#### RECORDS TO USE

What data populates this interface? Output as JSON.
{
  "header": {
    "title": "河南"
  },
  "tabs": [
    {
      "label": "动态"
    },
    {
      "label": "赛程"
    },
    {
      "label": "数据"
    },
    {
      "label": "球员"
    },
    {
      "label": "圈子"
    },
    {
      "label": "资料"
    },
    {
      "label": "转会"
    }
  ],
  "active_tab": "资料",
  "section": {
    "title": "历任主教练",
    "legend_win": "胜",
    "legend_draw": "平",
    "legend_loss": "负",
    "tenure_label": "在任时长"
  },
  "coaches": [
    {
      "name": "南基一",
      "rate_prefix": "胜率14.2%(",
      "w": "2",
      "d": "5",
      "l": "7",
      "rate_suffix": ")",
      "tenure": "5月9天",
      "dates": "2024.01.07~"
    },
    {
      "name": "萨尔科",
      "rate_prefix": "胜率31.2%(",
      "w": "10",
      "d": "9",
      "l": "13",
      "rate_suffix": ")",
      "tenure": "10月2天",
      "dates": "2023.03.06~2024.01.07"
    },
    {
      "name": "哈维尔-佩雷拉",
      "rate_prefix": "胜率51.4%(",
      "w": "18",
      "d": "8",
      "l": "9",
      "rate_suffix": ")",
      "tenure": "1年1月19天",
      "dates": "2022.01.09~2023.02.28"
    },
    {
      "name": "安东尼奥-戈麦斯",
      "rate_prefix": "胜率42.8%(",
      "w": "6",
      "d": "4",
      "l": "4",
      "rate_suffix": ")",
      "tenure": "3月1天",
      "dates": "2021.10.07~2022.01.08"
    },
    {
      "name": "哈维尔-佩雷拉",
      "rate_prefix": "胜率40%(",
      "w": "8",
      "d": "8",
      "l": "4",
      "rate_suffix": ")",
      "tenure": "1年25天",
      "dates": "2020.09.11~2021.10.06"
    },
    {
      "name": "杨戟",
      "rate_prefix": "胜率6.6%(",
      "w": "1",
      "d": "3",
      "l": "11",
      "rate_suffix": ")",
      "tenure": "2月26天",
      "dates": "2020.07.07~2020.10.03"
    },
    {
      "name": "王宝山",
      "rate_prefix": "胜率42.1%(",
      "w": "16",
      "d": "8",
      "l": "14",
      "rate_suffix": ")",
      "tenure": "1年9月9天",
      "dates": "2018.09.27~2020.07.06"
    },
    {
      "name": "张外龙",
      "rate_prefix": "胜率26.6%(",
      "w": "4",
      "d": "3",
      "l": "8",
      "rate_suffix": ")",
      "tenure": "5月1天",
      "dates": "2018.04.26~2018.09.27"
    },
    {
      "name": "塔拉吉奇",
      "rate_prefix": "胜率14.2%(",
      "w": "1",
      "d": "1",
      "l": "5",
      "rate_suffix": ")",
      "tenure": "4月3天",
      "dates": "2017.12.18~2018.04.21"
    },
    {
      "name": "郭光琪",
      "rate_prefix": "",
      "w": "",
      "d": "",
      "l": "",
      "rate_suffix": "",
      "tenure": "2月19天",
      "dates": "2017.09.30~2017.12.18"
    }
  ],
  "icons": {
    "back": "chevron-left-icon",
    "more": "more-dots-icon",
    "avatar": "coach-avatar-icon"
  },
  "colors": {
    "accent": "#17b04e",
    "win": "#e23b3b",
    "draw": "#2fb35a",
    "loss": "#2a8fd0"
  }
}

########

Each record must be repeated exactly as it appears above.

_RESULT OF THIS EXERCISE_
What data populates this interface? Output as JSON.
{
  "header": {
    "title": "河南"
  },
  "tabs": [
    {
      "label": "动态"
    },
    {
      "label": "赛程"
    },
    {
      "label": "数据"
    },
    {
      "label": "球员"
    },
    {
      "label": "圈子"
    },
    {
      "label": "资料"
    },
    {
      "label": "转会"
    }
  ],
  "active_tab": "资料",
  "section": {
    "title": "历任主教练",
    "legend_win": "胜",
    "legend_draw": "平",
    "legend_loss": "负",
    "tenure_label": "在任时长"
  },
  "coaches": [
    {
      "name": "南基一",
      "rate_prefix": "胜率14.2%(",
      "w": "2",
      "d": "5",
      "l": "7",
      "rate_suffix": ")",
      "tenure": "5月9天",
      "dates": "2024.01.07~"
    },
    {
      "name": "萨尔科",
      "rate_prefix": "胜率31.2%(",
      "w": "10",
      "d": "9",
      "l": "13",
      "rate_suffix": ")",
      "tenure": "10月2天",
      "dates": "2023.03.06~2024.01.07"
    },
    {
      "name": "哈维尔-佩雷拉",
      "rate_prefix": "胜率51.4%(",
      "w": "18",
      "d": "8",
      "l": "9",
      "rate_suffix": ")",
      "tenure": "1年1月19天",
      "dates": "2022.01.09~2023.02.28"
    },
    {
      "name": "安东尼奥-戈麦斯",
      "rate_prefix": "胜率42.8%(",
      "w": "6",
      "d": "4",
      "l": "4",
      "rate_suffix": ")",
      "tenure": "3月1天",
      "dates": "2021.10.07~2022.01.08"
    },
    {
      "name": "哈维尔-佩雷拉",
      "rate_prefix": "胜率40%(",
      "w": "8",
      "d": "8",
      "l": "4",
      "rate_suffix": ")",
      "tenure": "1年25天",
      "dates": "2020.09.11~2021.10.06"
    },
    {
      "name": "杨戟",
      "rate_prefix": "胜率6.6%(",
      "w": "1",
      "d": "3",
      "l": "11",
      "rate_suffix": ")",
      "tenure": "2月26天",
      "dates": "2020.07.07~2020.10.03"
    },
    {
      "name": "王宝山",
      "rate_prefix": "胜率42.1%(",
      "w": "16",
      "d": "8",
      "l": "14",
      "rate_suffix": ")",
      "tenure": "1年9月9天",
      "dates": "2018.09.27~2020.07.06"
    },
    {
      "name": "张外龙",
      "rate_prefix": "胜率26.6%(",
      "w": "4",
      "d": "3",
      "l": "8",
      "rate_suffix": ")",
      "tenure": "5月1天",
      "dates": "2018.04.26~2018.09.27"
    },
    {
      "name": "塔拉吉奇",
      "rate_prefix": "胜率14.2%(",
      "w": "1",
      "d": "1",
      "l": "5",
      "rate_suffix": ")",
      "tenure": "4月3天",
      "dates": "2017.12.18~2018.04.21"
    },
    {
      "name": "郭光琪",
      "rate_prefix": "",
      "w": "",
      "d": "",
      "l": "",
      "rate_suffix": "",
      "tenure": "2月19天",
      "dates": "2017.09.30~2017.12.18"
    }
  ],
  "icons": {
    "back": "chevron-left-icon",
    "more": "more-dots-icon",
    "avatar": "coach-avatar-icon"
  },
  "colors": {
    "accent": "#17b04e",
    "win": "#e23b3b",
    "draw": "#2fb35a",
    "loss": "#2a8fd0"
  }
}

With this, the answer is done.